A recent survey by the NTIA, under the US Department of Commerce, clearly shows that people in the US have serious online security trust issues. The report was compiled to see how people felt about online security, and it isn’t anywhere near as good as it should.
Looking at the data, I can’t help but wonder how many people are aware of the fact that they can personally improve their online security by using some encryption from a
The online security trust survey’s scope
The survey looked at 41,000 households. While this isn’t an enormous sample size, it should do well with giving us an idea of how people feel about online security trust issues. And the feeling is not good.
One of the question was on whether or not they had not carried out an online transaction due to security concerns. 45%, 18,450 people, admitted that they had not carried out some sort of online transaction due to security concerns.
To extrapolated that out to the entire country: 287 million people use the Internet in the USA right now. 45% of that is around 129 million. Can you imagine the impact 129 million people saying ‘…nah, maybe I won’t buy that’ has on the online economy? It’s enormous.
The scariest stat
The worst thing found in the survey is found in this graph on the percentage of people who had personally had an online security breach:
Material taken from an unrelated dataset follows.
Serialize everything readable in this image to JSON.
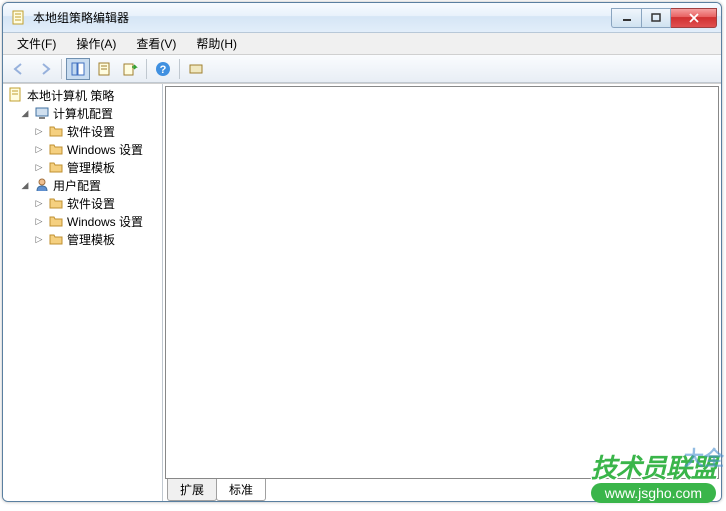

31% of those with 5 or more devices, that’s a laptop, tablet, and smartphones for the kids, report having an online security breach. The numbers slide down further, 9% for those with one online device, but as we move further into the Internet of Things the number of people with few devices will dwindle. Will the number of people reporting online security breaches also go up? Unless something is done by each and every device owner, like choosing a strongly encrypted VPN like IPVanish, I’d have to say yes.
A statistic which matters
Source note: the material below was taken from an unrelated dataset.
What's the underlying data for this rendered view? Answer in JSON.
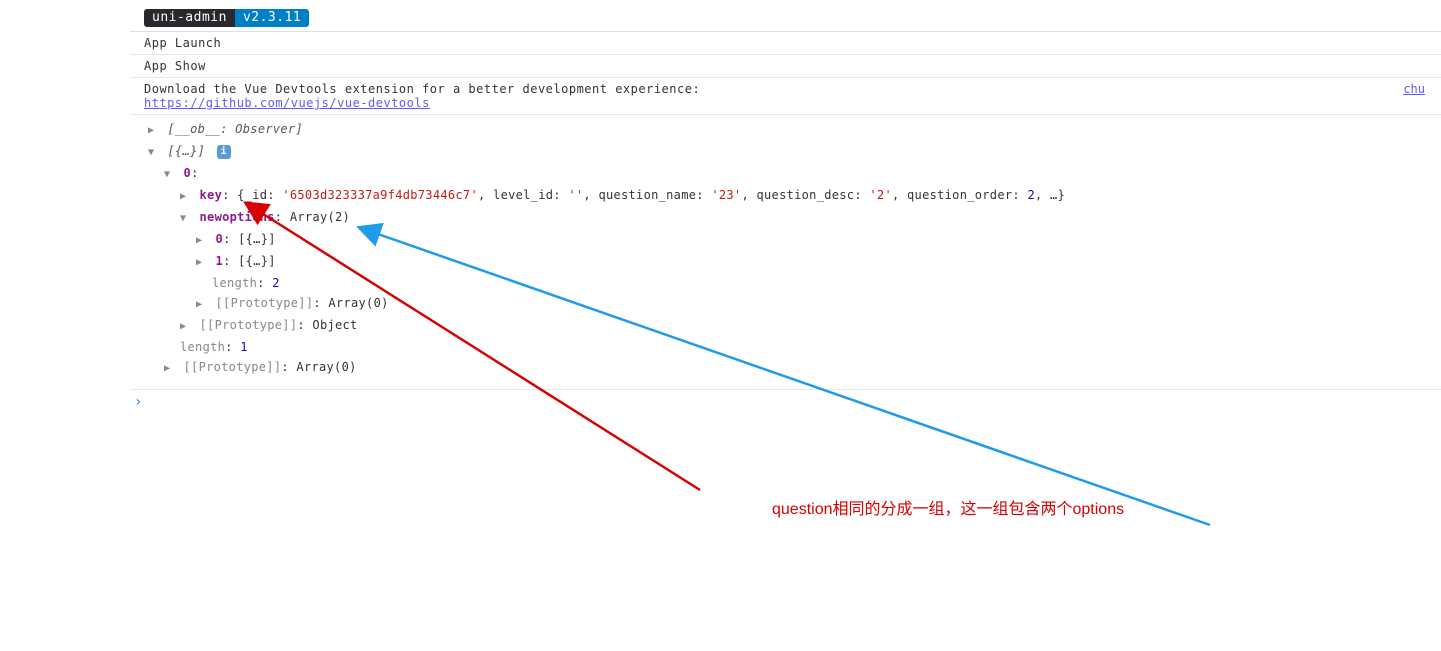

My favorite stat is that 18% are afraid of data collection by the government …a fact which they said right to the government’s face:
For those 18%, are you on a
Each online security breach which comes along further impacts people’s trust of online security. This is not the way we want to go. We want to increase online security trust as we become a more connected society, because going backwards is not an option.